So this week I thought I'd touch on a writing technique that I see in many books, and don't see in many more. The art of telling a story without actually telling is one of the most accomplished artist. By this I mean there are so many books out there where the author tells you what the character is doing, thinking, feeling, eating, driving, how much their handicap at golf is, and so many more things that don't have to be told. In fact, telling can sometimes be a major deterrent in a great story. When you tell absolutely everything about a character, there's less for the reader to imagine, and really, that's what authors are after. I get lost in a story where much of the details are left open to the imagination.

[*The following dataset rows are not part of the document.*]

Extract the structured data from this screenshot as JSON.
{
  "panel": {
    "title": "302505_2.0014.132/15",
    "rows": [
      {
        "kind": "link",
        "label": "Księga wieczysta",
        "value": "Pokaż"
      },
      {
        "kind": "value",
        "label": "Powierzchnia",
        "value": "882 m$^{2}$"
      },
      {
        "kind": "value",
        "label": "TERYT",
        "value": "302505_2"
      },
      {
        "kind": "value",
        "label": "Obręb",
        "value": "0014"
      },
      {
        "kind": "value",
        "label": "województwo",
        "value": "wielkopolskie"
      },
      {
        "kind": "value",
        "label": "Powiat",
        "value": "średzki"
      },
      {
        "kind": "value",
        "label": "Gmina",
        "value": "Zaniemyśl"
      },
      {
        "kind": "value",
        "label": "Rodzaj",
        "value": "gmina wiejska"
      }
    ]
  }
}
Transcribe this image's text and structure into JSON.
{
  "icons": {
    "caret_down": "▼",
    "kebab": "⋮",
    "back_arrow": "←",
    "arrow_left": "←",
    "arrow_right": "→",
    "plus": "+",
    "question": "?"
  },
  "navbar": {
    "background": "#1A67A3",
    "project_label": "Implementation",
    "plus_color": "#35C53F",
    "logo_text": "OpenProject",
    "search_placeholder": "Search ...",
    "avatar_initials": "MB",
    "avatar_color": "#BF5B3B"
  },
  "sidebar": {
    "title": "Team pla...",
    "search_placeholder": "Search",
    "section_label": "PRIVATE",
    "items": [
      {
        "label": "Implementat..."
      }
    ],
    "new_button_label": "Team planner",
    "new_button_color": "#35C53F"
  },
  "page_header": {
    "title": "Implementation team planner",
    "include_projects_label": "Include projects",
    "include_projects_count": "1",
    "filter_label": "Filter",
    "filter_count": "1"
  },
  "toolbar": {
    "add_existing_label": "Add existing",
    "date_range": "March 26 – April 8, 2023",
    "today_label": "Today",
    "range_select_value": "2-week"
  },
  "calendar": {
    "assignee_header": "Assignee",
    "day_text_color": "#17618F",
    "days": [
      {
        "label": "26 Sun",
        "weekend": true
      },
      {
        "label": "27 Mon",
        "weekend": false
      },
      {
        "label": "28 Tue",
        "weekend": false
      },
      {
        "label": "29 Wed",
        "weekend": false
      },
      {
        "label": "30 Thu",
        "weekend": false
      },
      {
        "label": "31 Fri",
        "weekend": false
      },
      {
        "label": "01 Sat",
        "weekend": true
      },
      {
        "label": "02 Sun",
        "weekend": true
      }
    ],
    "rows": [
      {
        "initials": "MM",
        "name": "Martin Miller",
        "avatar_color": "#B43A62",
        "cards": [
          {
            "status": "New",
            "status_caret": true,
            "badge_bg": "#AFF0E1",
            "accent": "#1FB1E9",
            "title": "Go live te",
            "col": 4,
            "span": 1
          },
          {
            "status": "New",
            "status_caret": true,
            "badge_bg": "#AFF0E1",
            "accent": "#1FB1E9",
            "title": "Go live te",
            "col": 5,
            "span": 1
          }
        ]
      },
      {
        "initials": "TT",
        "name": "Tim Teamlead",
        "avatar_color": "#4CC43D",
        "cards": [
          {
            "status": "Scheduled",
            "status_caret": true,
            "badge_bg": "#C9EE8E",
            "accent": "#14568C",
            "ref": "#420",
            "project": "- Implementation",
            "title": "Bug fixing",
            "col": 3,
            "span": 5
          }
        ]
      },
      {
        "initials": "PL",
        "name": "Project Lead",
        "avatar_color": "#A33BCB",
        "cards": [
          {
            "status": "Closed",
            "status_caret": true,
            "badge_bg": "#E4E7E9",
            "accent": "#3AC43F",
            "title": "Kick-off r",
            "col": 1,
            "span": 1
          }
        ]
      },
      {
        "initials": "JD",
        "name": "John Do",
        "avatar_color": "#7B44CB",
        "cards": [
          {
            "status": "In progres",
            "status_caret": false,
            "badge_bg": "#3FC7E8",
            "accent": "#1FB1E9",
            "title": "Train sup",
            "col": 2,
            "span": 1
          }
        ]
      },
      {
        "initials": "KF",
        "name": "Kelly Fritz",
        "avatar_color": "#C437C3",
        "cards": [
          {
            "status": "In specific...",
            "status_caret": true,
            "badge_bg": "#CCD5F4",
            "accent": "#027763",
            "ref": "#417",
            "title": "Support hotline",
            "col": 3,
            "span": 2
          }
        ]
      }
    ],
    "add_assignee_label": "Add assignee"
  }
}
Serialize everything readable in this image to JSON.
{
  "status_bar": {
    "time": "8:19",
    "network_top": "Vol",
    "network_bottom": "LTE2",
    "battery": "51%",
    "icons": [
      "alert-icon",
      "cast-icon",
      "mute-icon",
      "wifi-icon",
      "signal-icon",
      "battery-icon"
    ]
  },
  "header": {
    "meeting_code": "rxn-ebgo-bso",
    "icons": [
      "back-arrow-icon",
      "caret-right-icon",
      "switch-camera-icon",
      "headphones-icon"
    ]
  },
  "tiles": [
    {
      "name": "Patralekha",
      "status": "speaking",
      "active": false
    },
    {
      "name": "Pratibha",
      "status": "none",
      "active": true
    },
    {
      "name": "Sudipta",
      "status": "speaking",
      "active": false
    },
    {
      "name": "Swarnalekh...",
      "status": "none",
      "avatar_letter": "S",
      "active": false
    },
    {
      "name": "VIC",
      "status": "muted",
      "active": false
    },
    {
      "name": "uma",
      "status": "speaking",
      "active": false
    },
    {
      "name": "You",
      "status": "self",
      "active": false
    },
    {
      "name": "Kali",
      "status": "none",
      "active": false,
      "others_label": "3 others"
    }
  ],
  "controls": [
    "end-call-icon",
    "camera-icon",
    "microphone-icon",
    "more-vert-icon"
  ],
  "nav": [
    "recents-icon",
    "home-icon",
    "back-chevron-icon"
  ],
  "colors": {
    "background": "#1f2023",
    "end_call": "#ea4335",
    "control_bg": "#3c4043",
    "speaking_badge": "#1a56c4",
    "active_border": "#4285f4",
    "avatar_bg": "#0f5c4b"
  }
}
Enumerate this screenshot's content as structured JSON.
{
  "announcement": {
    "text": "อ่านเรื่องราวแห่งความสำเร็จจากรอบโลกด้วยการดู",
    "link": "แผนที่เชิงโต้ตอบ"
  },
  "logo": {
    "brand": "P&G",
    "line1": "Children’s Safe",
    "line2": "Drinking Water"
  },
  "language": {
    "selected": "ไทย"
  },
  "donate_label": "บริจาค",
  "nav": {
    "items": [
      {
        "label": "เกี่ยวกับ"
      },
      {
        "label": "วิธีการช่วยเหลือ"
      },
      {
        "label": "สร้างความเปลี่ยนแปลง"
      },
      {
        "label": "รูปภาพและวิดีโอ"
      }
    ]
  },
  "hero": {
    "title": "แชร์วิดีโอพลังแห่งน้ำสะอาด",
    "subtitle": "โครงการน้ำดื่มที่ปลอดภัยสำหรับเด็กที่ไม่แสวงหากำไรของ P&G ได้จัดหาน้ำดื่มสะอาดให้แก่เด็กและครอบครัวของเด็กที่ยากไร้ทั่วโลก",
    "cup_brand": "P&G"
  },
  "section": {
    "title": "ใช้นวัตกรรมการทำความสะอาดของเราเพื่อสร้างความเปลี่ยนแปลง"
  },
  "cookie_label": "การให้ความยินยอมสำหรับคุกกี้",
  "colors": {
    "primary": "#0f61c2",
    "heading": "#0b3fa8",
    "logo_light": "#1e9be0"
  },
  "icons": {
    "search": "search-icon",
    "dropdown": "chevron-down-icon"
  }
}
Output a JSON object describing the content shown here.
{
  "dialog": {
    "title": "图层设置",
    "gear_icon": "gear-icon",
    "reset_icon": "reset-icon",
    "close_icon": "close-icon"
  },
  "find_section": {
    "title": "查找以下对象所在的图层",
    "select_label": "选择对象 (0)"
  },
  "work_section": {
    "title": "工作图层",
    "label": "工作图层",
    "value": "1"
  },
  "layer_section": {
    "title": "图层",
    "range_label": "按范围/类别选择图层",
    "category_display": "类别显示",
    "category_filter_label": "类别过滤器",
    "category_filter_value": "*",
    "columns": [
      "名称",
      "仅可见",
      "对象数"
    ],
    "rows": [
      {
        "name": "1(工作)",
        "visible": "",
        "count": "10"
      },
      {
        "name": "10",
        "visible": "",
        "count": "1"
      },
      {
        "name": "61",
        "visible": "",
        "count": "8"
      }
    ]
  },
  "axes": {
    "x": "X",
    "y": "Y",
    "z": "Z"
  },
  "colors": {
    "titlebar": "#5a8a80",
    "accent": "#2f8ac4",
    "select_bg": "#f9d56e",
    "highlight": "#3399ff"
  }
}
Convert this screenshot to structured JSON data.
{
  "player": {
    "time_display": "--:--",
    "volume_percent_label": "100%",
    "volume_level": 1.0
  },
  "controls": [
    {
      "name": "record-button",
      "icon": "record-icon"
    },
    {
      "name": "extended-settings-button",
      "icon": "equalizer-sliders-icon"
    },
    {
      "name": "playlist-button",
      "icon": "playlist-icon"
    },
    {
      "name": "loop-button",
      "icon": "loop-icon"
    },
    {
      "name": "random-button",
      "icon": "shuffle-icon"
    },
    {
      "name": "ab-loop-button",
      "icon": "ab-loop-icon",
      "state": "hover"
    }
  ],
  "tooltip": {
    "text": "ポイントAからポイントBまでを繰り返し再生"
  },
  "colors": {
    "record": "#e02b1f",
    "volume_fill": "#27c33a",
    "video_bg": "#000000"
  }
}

So you say, "Yeah, ok Joe, then how does one tell a story without telling about the characters therein?" It's simple my friends, you show them. When an author shows the reader who a character is the character gains depth. He or she becomes more than words on a page. They become a friend, a mother, a father, the worst enemy you've ever had. By showing, the author has opened the door to a reader's imagination and set them free to interpret their characters however they see fit. Instead of telling a reader, "Jones was a stand up kind of guy with no time for foolishness on the job." he could say, "Jones walked stiffly through the crime scene, his eyes taking in each and every detail that he passed along the way. He nearly growled as he passed the young policemen who were sharing in a joke and laughing out loud. Their snickers died quickly in their throats when Jones stopped and turned back toward them." In the first example the author tells the audience how to interpret Jones and leaves no room for imagination- this is stifling and nothing will stop me from reading a book faster. In the second example the author lets the reader know sublimely that Jones doesn't mess around but then leaves the door open as to what kind of guy he really is deep down.
I am by no means a master at showing a story rather than telling it, and I catch myself still doing it from time to time. That's really because writing is a marathon and not a sprint, you learn as you go and perfect your stride on the journey. Sol Stein actually touches on this topic in much greater depth within his book Stein on Writing. I highly recommend it to any writer that struggles to show, rather than tell.
Have a great week and I'll see you back here soon!